- Selling services B2B
There is no need to include VAT on services sold to businesses in most cases. However, the purchaser pays the VAT during the reverse charge procedure at the country‘s rate, and the seller can deduct the VAT previously paid in their returns.
- Selling services B2C
The provider country of origin‘s VAT must be applied when selling most services, except for telecommunications, broadcasting, or electronic services (including the purchaser location‘s VAT rate).
New VAT rules
In June 2021, new regulations took place in Europe, allowing sellers to participate in VAT simplification schemes called OSS (One-Stop-Shop) and IOSS (Import-One-Stop-Shop). Together with the OSS and IOSS, a unified distance selling threshold of EUR 10 000 and new requirements to collect and report VAT was established for online marketplaces.
One-Stop-Shop (OSS) and IOSS schemes
Prior to 2021, a distance seller had to register at the country of sale‘s destination once a distance selling threshold of €35 000 (or more, in some countries) was exceeded.
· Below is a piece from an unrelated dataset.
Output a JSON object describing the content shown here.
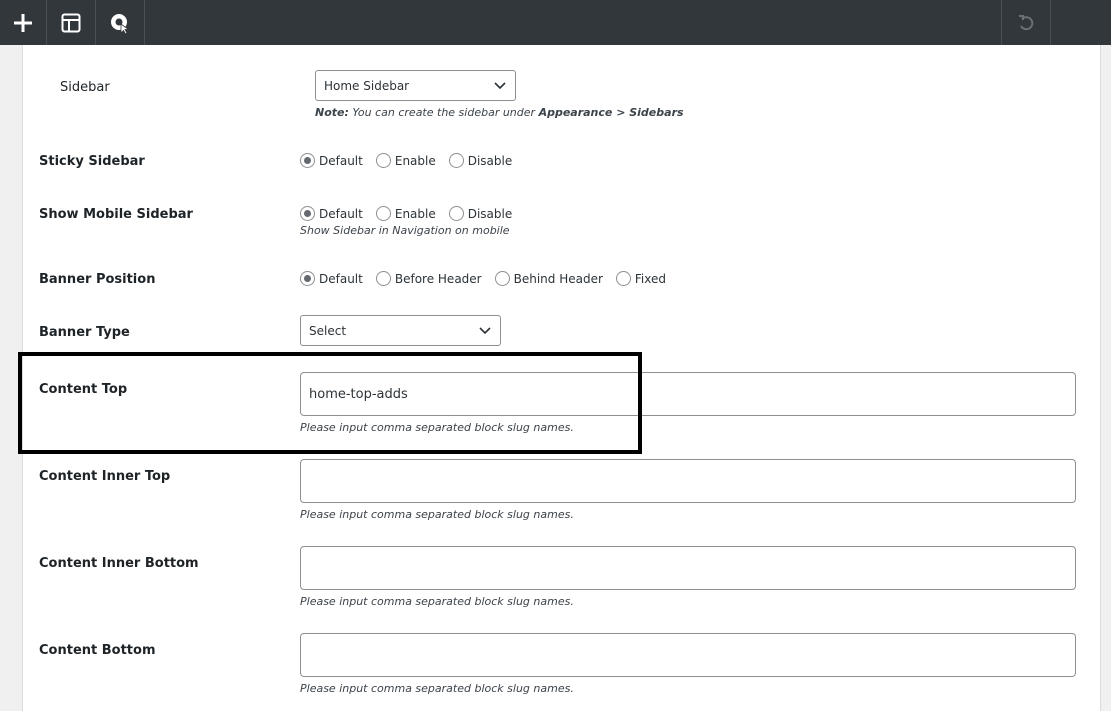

Now, companies can enroll in the OSS scheme and register for VAT at their country of origin, which then administers the unified VAT returns and distribute the collected tax to the countries of sales destinations. The OSS VAT returns are quarterly, and the unified VAT threshold is €10 000.
Similarly, IOSS can be used to account for distance sales of imported goods in shipments of under €150. Non-EU entities can also take benefit from the scheme.
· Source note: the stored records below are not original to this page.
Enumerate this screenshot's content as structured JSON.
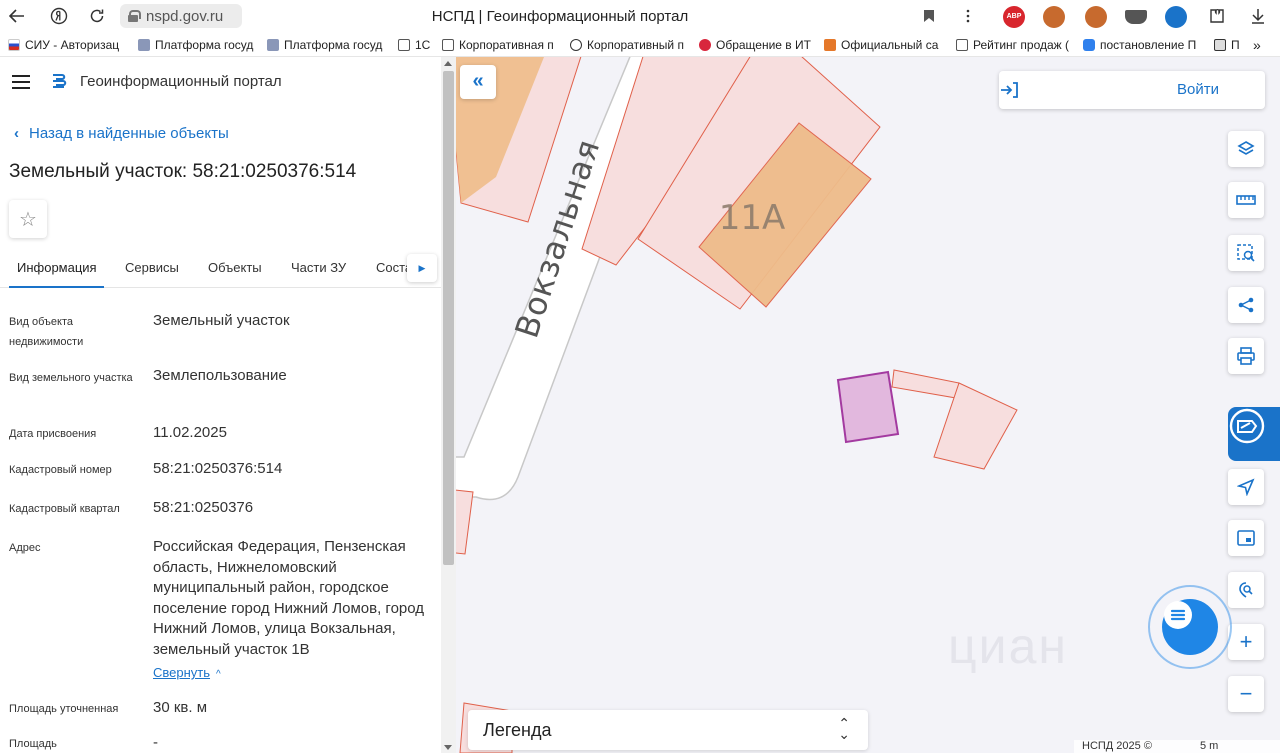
{
  "browser": {
    "url": "nspd.gov.ru",
    "tab_title": "НСПД | Геоинформационный портал",
    "bookmarks": [
      "СИУ - Авторизац",
      "Платформа госуд",
      "Платформа госуд",
      "1С",
      "Корпоративная п",
      "Корпоративный п",
      "Обращение в ИТ",
      "Официальный са",
      "Рейтинг продаж (",
      "постановление П",
      "П"
    ],
    "more_bookmarks": "»"
  },
  "app": {
    "name": "Геоинформационный портал",
    "back_link": "Назад в найденные объекты",
    "title": "Земельный участок: 58:21:0250376:514"
  },
  "tabs": [
    "Информация",
    "Сервисы",
    "Объекты",
    "Части ЗУ",
    "Соста"
  ],
  "properties": [
    {
      "label": "Вид объекта недвижимости",
      "value": "Земельный участок"
    },
    {
      "label": "Вид земельного участка",
      "value": "Землепользование"
    },
    {
      "label": "Дата присвоения",
      "value": "11.02.2025"
    },
    {
      "label": "Кадастровый номер",
      "value": "58:21:0250376:514"
    },
    {
      "label": "Кадастровый квартал",
      "value": "58:21:0250376"
    },
    {
      "label": "Адрес",
      "value": "Российская Федерация, Пензенская область, Нижнеломовский муниципальный район, городское поселение город Нижний Ломов, город Нижний Ломов, улица Вокзальная, земельный участок 1В"
    },
    {
      "label": "Площадь уточненная",
      "value": "30 кв. м"
    },
    {
      "label": "Площадь",
      "value": "-"
    }
  ],
  "collapse_link": "Свернуть",
  "map": {
    "street_label": "Вокзальная",
    "building_label": "11А",
    "login_label": "Войти",
    "legend_label": "Легенда",
    "attribution": "НСПД 2025 ©",
    "scale": "5 m",
    "watermark": "циан"
  },
  "colors": {
    "accent": "#1a73c9",
    "parcel_fill": "#f7dede",
    "parcel_stroke": "#e0604a",
    "building_fill": "#eebc8a",
    "selected_fill": "#e2b8de",
    "selected_stroke": "#a33aa0"
  }
}
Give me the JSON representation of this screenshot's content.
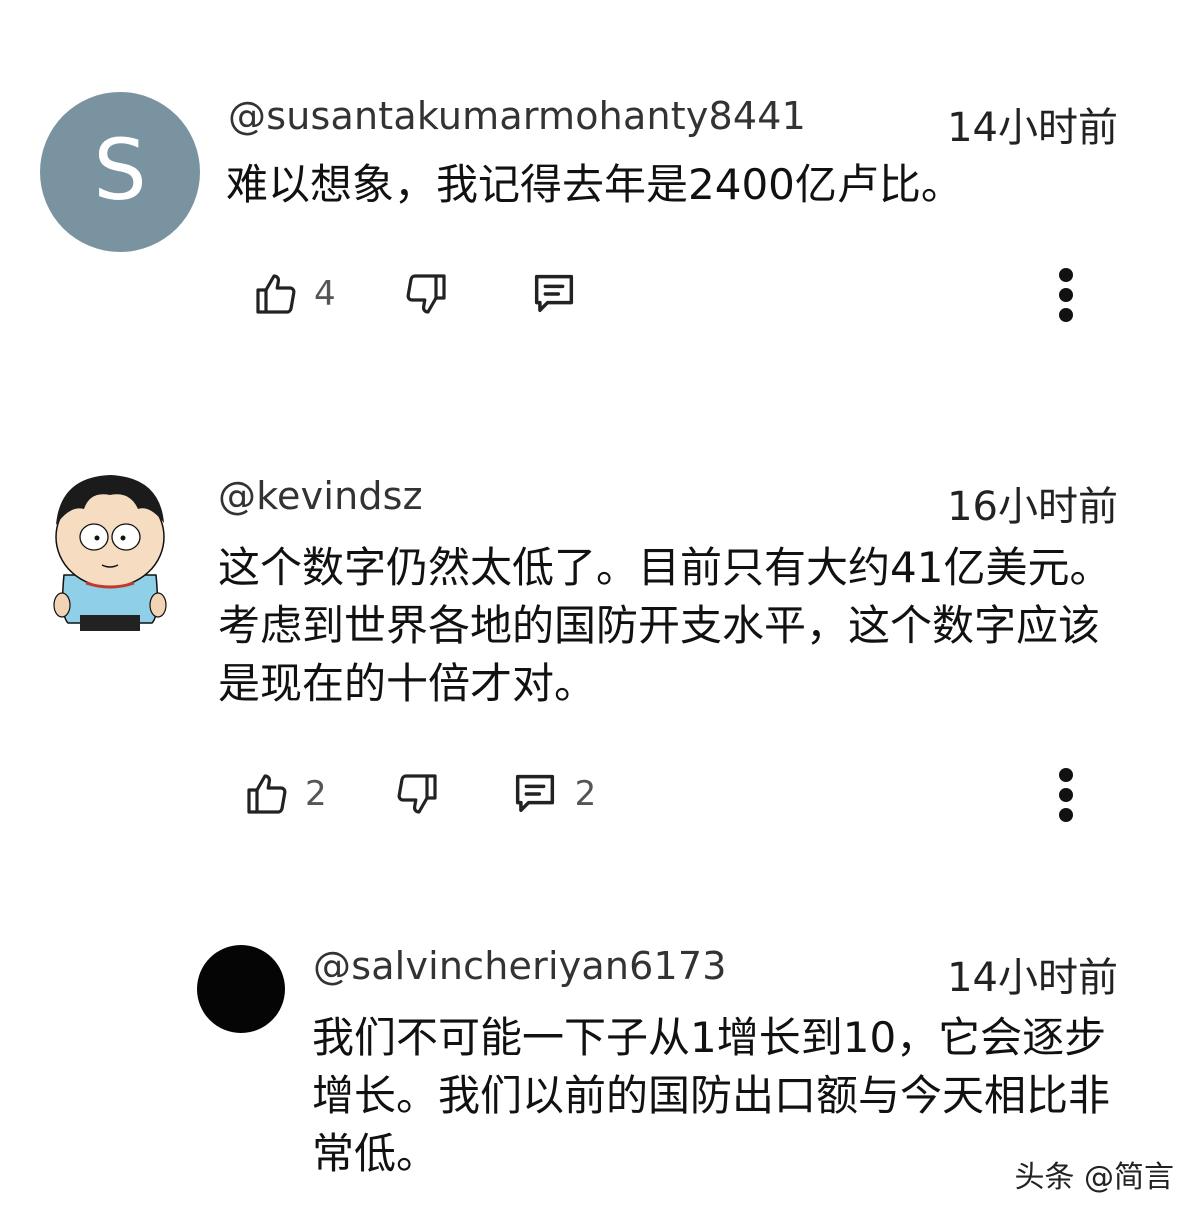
{
  "comments": [
    {
      "avatar_letter": "S",
      "avatar_color": "#7a93a1",
      "handle": "@susantakumarmohanty8441",
      "time": "14小时前",
      "text": "难以想象，我记得去年是2400亿卢比。",
      "likes": "4",
      "replies": ""
    },
    {
      "avatar_icon": "cartoon-character-avatar",
      "handle": "@kevindsz",
      "time": "16小时前",
      "text": "这个数字仍然太低了。目前只有大约41亿美元。考虑到世界各地的国防开支水平，这个数字应该是现在的十倍才对。",
      "likes": "2",
      "replies": "2"
    }
  ],
  "reply": {
    "avatar_color": "#050505",
    "handle": "@salvincheriyan6173",
    "time": "14小时前",
    "text": "我们不可能一下子从1增长到10，它会逐步增长。我们以前的国防出口额与今天相比非常低。"
  },
  "icons": {
    "like": "thumbs-up-icon",
    "dislike": "thumbs-down-icon",
    "reply": "comment-icon",
    "more": "more-vertical-icon"
  },
  "watermark": "头条 @简言"
}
Exceptions to the OSS scheme – stock in multiple countries
In some instances, the OSS scheme cannot be applied. Firstly, only transactions that took place after July 2021 can be included in the OSS reports. Secondly, companies holding stock in multiple European countries cannot use OSS for all interactions. This applies to members of Amazon’s FBA (pan-European program), Zalando, 3PL sellers, and other companies keeping items in warehouses in other EU member states.
Consequently, companies with stock in multiple countries can use OSS to report the intra-Community transactions but must register for VAT separately in the countries where their warehouses are located. For example, a seller with stock in Germany, Italy, and Portugal will have to register for VAT in the three countries but can use OSS for accounting for sales to other European states.
How to navigate VAT in the EU?
Nowadays, e-commerce is thriving globally, and it’s easier than ever to reach a broad audience of potential customers. To operate smoothly, every successful e-commerce business must have a reliable infrastructure, including accounting and tax administration. Only a dedicated and experienced partner can help avoid traps such as problems with tax authorities or situations like trading accounts getting suspended because of tax compliance problems. If you need highly skilled support in VAT compliance, please get in touch with the 1StopVAT team and let our professionals take care of your accounting while focusing on business development.